What to produce –
Among the records below, which lines contain the string "heading"? Report them.

Entries from a dataset of interfaces
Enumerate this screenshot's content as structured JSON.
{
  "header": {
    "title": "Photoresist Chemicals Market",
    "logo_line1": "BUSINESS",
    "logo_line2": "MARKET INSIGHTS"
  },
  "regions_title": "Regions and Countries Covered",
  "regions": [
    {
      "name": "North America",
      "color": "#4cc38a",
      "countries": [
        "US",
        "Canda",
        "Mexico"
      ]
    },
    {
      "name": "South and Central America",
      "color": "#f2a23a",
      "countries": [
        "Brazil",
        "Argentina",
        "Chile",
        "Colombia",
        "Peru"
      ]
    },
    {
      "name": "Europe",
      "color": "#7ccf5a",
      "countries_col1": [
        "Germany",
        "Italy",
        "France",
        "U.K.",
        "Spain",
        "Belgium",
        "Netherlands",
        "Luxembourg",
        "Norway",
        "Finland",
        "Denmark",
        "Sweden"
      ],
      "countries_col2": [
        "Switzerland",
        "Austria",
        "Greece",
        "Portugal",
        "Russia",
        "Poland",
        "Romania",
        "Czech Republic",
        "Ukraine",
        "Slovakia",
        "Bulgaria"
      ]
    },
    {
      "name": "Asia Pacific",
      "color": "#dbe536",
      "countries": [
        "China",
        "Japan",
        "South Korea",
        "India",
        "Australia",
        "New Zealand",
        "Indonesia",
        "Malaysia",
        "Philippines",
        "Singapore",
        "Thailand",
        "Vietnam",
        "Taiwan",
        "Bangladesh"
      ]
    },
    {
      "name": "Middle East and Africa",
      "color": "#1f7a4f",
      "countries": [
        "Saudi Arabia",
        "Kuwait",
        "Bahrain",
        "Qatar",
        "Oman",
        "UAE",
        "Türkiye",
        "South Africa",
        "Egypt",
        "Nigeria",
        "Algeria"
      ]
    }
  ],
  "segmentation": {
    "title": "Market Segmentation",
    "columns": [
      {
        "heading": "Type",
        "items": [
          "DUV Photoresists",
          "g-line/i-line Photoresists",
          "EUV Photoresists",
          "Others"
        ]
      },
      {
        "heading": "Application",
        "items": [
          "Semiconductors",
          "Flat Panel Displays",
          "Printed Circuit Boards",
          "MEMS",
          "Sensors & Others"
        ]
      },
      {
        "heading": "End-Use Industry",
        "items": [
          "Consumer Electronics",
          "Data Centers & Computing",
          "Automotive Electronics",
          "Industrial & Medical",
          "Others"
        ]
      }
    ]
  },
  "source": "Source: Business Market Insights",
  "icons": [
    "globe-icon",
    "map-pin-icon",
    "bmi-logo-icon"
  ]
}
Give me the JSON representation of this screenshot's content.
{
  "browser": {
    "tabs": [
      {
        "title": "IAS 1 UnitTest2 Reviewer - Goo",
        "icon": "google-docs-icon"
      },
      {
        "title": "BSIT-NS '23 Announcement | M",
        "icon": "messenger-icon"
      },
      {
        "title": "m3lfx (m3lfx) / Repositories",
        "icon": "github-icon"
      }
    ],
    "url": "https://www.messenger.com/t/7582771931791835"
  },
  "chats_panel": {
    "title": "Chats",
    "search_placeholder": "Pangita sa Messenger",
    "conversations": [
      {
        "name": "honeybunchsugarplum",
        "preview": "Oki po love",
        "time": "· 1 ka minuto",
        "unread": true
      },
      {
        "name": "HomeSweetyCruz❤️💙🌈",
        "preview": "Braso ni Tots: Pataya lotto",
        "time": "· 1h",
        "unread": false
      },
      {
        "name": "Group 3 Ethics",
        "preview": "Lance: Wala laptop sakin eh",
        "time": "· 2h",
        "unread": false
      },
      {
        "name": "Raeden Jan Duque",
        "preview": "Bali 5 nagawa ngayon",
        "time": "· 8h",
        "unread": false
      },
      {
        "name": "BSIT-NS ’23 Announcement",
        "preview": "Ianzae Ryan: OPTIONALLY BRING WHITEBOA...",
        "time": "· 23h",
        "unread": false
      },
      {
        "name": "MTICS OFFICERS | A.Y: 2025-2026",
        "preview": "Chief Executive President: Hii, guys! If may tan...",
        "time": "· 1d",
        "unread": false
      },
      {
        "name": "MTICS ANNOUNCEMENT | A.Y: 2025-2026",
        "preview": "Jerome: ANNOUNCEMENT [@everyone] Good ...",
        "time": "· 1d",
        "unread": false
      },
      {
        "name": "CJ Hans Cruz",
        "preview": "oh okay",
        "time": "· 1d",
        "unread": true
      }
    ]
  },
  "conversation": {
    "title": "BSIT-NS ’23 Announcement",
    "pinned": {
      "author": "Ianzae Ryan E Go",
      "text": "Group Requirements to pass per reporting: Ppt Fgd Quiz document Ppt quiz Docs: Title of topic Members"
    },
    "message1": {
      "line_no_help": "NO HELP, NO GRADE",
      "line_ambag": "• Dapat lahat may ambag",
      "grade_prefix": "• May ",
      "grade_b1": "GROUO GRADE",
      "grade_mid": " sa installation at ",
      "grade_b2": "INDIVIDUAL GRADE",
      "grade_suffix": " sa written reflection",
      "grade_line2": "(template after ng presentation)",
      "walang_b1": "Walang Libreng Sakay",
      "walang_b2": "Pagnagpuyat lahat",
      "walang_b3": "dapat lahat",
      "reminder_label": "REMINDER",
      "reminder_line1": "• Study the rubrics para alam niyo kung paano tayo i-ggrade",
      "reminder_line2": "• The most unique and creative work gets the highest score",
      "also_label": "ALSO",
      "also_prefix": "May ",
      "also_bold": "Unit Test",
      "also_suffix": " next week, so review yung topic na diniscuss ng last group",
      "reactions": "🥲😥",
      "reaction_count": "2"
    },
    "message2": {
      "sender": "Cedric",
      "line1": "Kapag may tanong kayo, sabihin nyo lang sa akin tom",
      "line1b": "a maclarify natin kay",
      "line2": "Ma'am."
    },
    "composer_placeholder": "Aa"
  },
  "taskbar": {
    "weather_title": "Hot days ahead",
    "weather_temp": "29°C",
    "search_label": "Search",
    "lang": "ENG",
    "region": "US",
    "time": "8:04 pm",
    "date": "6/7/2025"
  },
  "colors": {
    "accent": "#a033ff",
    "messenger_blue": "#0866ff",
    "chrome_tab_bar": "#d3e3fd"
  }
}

Solution to the problem –
        "heading": "Type",
        "heading": "Application",
        "heading": "End-Use Industry",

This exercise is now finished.